- **What you should do**
Extract the complete listing and repeat it word for word.

- **Records to use**
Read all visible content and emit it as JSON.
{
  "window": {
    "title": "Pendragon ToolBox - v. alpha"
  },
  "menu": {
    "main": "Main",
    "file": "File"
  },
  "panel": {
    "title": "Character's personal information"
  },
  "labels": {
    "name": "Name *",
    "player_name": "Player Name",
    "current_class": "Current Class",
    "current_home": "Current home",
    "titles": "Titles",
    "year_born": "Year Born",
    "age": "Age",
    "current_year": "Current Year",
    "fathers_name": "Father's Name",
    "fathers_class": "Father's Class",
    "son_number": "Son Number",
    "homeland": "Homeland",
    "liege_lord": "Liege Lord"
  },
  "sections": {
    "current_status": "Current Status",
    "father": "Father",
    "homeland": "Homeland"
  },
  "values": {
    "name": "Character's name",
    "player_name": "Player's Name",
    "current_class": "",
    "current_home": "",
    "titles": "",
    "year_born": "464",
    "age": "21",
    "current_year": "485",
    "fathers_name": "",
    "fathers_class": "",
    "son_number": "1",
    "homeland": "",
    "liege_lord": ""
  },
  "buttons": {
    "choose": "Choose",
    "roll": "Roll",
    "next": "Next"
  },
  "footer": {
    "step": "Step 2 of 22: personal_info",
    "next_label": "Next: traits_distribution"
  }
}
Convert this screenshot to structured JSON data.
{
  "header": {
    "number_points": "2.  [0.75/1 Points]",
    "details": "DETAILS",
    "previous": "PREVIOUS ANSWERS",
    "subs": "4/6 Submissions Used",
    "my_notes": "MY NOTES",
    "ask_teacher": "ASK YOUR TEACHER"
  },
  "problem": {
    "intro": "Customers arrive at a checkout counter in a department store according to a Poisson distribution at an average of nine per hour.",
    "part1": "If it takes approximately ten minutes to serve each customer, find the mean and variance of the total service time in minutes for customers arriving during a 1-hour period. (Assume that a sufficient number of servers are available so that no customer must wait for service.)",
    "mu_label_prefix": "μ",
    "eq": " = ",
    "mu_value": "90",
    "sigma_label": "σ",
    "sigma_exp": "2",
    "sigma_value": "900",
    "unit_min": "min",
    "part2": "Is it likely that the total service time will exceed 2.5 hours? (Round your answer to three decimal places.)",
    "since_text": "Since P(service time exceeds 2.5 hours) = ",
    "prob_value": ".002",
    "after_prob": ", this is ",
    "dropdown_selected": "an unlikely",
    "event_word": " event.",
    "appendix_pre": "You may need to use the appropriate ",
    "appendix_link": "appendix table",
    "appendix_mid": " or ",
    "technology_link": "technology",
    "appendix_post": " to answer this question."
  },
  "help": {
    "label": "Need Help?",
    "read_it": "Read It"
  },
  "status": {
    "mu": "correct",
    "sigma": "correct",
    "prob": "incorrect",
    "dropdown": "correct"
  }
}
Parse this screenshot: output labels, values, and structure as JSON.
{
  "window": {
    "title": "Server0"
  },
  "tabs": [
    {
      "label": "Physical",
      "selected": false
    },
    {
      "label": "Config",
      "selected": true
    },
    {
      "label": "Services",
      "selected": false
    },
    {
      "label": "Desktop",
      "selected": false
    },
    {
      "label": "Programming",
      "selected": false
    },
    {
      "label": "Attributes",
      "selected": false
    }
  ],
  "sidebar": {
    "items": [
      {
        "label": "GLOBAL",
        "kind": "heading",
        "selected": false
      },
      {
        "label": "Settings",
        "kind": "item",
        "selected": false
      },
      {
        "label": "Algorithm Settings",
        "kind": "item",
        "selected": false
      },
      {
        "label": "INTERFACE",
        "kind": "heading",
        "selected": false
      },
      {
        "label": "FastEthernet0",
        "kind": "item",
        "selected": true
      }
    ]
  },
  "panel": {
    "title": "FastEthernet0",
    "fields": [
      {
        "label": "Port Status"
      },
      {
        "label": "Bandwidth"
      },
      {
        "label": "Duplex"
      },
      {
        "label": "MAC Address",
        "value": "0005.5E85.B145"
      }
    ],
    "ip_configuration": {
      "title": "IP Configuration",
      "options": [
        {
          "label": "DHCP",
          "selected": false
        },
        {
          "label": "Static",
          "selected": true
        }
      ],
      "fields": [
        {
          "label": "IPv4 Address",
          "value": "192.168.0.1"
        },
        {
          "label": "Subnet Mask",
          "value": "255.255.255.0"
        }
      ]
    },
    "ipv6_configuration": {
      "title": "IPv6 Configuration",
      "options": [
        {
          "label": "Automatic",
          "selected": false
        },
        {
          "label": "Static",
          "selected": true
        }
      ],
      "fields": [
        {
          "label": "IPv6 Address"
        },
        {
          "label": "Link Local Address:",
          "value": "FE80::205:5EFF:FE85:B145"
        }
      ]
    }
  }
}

- **Task output**
Read all visible content and emit it as JSON.
{
  "window": {
    "title": "Pendragon ToolBox - v. alpha"
  },
  "menu": {
    "main": "Main",
    "file": "File"
  },
  "panel": {
    "title": "Character's personal information"
  },
  "labels": {
    "name": "Name *",
    "player_name": "Player Name",
    "current_class": "Current Class",
    "current_home": "Current home",
    "titles": "Titles",
    "year_born": "Year Born",
    "age": "Age",
    "current_year": "Current Year",
    "fathers_name": "Father's Name",
    "fathers_class": "Father's Class",
    "son_number": "Son Number",
    "homeland": "Homeland",
    "liege_lord": "Liege Lord"
  },
  "sections": {
    "current_status": "Current Status",
    "father": "Father",
    "homeland": "Homeland"
  },
  "values": {
    "name": "Character's name",
    "player_name": "Player's Name",
    "current_class": "",
    "current_home": "",
    "titles": "",
    "year_born": "464",
    "age": "21",
    "current_year": "485",
    "fathers_name": "",
    "fathers_class": "",
    "son_number": "1",
    "homeland": "",
    "liege_lord": ""
  },
  "buttons": {
    "choose": "Choose",
    "roll": "Roll",
    "next": "Next"
  },
  "footer": {
    "step": "Step 2 of 22: personal_info",
    "next_label": "Next: traits_distribution"
  }
}
Convert this screenshot to structured JSON data.
{
  "header": {
    "number_points": "2.  [0.75/1 Points]",
    "details": "DETAILS",
    "previous": "PREVIOUS ANSWERS",
    "subs": "4/6 Submissions Used",
    "my_notes": "MY NOTES",
    "ask_teacher": "ASK YOUR TEACHER"
  },
  "problem": {
    "intro": "Customers arrive at a checkout counter in a department store according to a Poisson distribution at an average of nine per hour.",
    "part1": "If it takes approximately ten minutes to serve each customer, find the mean and variance of the total service time in minutes for customers arriving during a 1-hour period. (Assume that a sufficient number of servers are available so that no customer must wait for service.)",
    "mu_label_prefix": "μ",
    "eq": " = ",
    "mu_value": "90",
    "sigma_label": "σ",
    "sigma_exp": "2",
    "sigma_value": "900",
    "unit_min": "min",
    "part2": "Is it likely that the total service time will exceed 2.5 hours? (Round your answer to three decimal places.)",
    "since_text": "Since P(service time exceeds 2.5 hours) = ",
    "prob_value": ".002",
    "after_prob": ", this is ",
    "dropdown_selected": "an unlikely",
    "event_word": " event.",
    "appendix_pre": "You may need to use the appropriate ",
    "appendix_link": "appendix table",
    "appendix_mid": " or ",
    "technology_link": "technology",
    "appendix_post": " to answer this question."
  },
  "help": {
    "label": "Need Help?",
    "read_it": "Read It"
  },
  "status": {
    "mu": "correct",
    "sigma": "correct",
    "prob": "incorrect",
    "dropdown": "correct"
  }
}
Parse this screenshot: output labels, values, and structure as JSON.
{
  "window": {
    "title": "Server0"
  },
  "tabs": [
    {
      "label": "Physical",
      "selected": false
    },
    {
      "label": "Config",
      "selected": true
    },
    {
      "label": "Services",
      "selected": false
    },
    {
      "label": "Desktop",
      "selected": false
    },
    {
      "label": "Programming",
      "selected": false
    },
    {
      "label": "Attributes",
      "selected": false
    }
  ],
  "sidebar": {
    "items": [
      {
        "label": "GLOBAL",
        "kind": "heading",
        "selected": false
      },
      {
        "label": "Settings",
        "kind": "item",
        "selected": false
      },
      {
        "label": "Algorithm Settings",
        "kind": "item",
        "selected": false
      },
      {
        "label": "INTERFACE",
        "kind": "heading",
        "selected": false
      },
      {
        "label": "FastEthernet0",
        "kind": "item",
        "selected": true
      }
    ]
  },
  "panel": {
    "title": "FastEthernet0",
    "fields": [
      {
        "label": "Port Status"
      },
      {
        "label": "Bandwidth"
      },
      {
        "label": "Duplex"
      },
      {
        "label": "MAC Address",
        "value": "0005.5E85.B145"
      }
    ],
    "ip_configuration": {
      "title": "IP Configuration",
      "options": [
        {
          "label": "DHCP",
          "selected": false
        },
        {
          "label": "Static",
          "selected": true
        }
      ],
      "fields": [
        {
          "label": "IPv4 Address",
          "value": "192.168.0.1"
        },
        {
          "label": "Subnet Mask",
          "value": "255.255.255.0"
        }
      ]
    },
    "ipv6_configuration": {
      "title": "IPv6 Configuration",
      "options": [
        {
          "label": "Automatic",
          "selected": false
        },
        {
          "label": "Static",
          "selected": true
        }
      ],
      "fields": [
        {
          "label": "IPv6 Address"
        },
        {
          "label": "Link Local Address:",
          "value": "FE80::205:5EFF:FE85:B145"
        }
      ]
    }
  }
}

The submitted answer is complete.